I drop off my son at volleyball practice and think, "Hmm. I do believe I have time to get my car washed."
So I pull into my old fave place. I expect the person with the clipboard will approach me, as he always does. He will write down my license-plate number, as he always does. He will ask what sort of wash I want, as he always does.
I'll look at the choice and pick the same. Yes, as I always do. He'll say: "Fragrance?" I'll say, "Um....lemon-lime."
Today though, I was one of only two cars there. Nobody approached me with a clipboard; instead, I was signaled to drive to where the vacuuming usually began. There, a friendly fellow with a belly and a mustache told me the name of the place had changed, and so had the manner of operation.
"You stay in your car as it's washed from the outside," he said, gesturing to what has always been the secret cleaning tunnel where the car-wash drivers went. I looked and saw larger-than-life brushes and tsunami sprays of water. I knew I was in trouble.
"What if I panic while I'm in there?" I asked, only half kidding.
He laughed. "Oh, it's fun!" he assured me. "You'll see those big ol' brushes descending on your car and all the soap suds and it'll be really great!"
I knew I was in trouble. Still, I smiled (albeit nervously) and slowly drove to the entrance. The sign blinked: "Foot off brake. Put car in neutral."

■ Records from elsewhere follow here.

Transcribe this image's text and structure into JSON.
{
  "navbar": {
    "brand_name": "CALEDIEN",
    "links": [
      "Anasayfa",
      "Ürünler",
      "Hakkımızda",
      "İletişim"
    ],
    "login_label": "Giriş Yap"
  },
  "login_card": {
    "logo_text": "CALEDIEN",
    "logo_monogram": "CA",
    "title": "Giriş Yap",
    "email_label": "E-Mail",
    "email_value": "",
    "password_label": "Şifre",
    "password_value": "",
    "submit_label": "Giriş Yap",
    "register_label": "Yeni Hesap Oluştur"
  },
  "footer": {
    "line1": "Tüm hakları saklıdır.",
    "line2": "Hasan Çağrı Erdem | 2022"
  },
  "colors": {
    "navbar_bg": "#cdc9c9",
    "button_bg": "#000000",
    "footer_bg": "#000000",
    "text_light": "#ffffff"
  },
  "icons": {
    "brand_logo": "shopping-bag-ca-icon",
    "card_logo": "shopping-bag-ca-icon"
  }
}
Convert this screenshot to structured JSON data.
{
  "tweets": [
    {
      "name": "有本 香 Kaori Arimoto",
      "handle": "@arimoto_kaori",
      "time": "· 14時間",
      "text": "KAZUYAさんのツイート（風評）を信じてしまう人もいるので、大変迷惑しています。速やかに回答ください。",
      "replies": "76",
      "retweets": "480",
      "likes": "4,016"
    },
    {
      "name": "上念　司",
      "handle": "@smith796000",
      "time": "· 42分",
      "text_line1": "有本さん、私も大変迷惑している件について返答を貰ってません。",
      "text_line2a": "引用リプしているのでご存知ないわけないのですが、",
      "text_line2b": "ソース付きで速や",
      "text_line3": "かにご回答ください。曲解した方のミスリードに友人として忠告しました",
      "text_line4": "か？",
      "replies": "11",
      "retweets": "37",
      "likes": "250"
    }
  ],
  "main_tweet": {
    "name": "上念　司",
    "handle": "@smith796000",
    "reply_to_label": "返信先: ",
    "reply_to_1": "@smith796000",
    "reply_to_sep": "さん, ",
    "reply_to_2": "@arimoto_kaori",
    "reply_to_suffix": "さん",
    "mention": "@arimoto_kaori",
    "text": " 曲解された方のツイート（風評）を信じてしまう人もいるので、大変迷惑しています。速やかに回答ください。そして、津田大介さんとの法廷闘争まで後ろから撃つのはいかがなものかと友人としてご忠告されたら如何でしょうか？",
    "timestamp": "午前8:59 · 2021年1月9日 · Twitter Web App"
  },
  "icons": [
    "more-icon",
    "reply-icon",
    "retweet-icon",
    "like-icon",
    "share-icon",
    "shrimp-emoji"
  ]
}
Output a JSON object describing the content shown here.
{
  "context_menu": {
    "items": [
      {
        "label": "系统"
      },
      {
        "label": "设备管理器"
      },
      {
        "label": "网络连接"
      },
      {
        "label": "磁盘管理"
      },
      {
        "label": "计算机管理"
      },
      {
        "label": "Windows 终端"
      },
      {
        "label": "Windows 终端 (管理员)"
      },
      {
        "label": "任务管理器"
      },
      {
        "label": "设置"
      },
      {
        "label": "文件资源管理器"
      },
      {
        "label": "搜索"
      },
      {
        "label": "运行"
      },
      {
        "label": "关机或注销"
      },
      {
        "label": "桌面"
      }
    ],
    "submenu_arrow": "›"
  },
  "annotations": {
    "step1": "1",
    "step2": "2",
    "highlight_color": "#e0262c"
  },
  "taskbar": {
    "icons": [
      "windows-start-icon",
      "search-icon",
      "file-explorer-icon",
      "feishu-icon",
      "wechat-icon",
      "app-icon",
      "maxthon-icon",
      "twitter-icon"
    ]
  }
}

I did as told. And then -- omigosh. Here they came. Huge brushes descending on me and my car. There was no escape. None. No one would hear me if I screamed. If I rolled down the windows, soap would no doubt fill the car and my lungs. Either way, I was doomed.
So I did the only thing I could. I squeezed my eyes shut, leaned onto the passenger seat, and I called my sister Susan.
"You are the only person in the entire world who will appreciate what I am going through," I said, laughing so I wouldn't start to scream or sob.
She appreciated every bubble, every swipe of the guillotine brushes. She stayed with me. After about three hours (ok, three minutes), I began to see, quite literally, light at the end of the soapy tunnel.
I felt as if I had just been on a roller coaster: Terrified. Shaking. Vowing never to do that sort of thing again.
As I was sitting outside, saying survivor prayers to the heavens, I watched a man get out of his fresh-from-the-tunnel car. He looked a bit shaken. I tried to make empathetic eye contact, but he was focused on merely putting one step in front of the other.
And, no doubt, vowing to keep a bottle of Windex and a roll of paper towels in his car. Cheaper than a car wash and, yes, far less terrifying.
Visiting McDonald’s With My Grandmother
1 day ago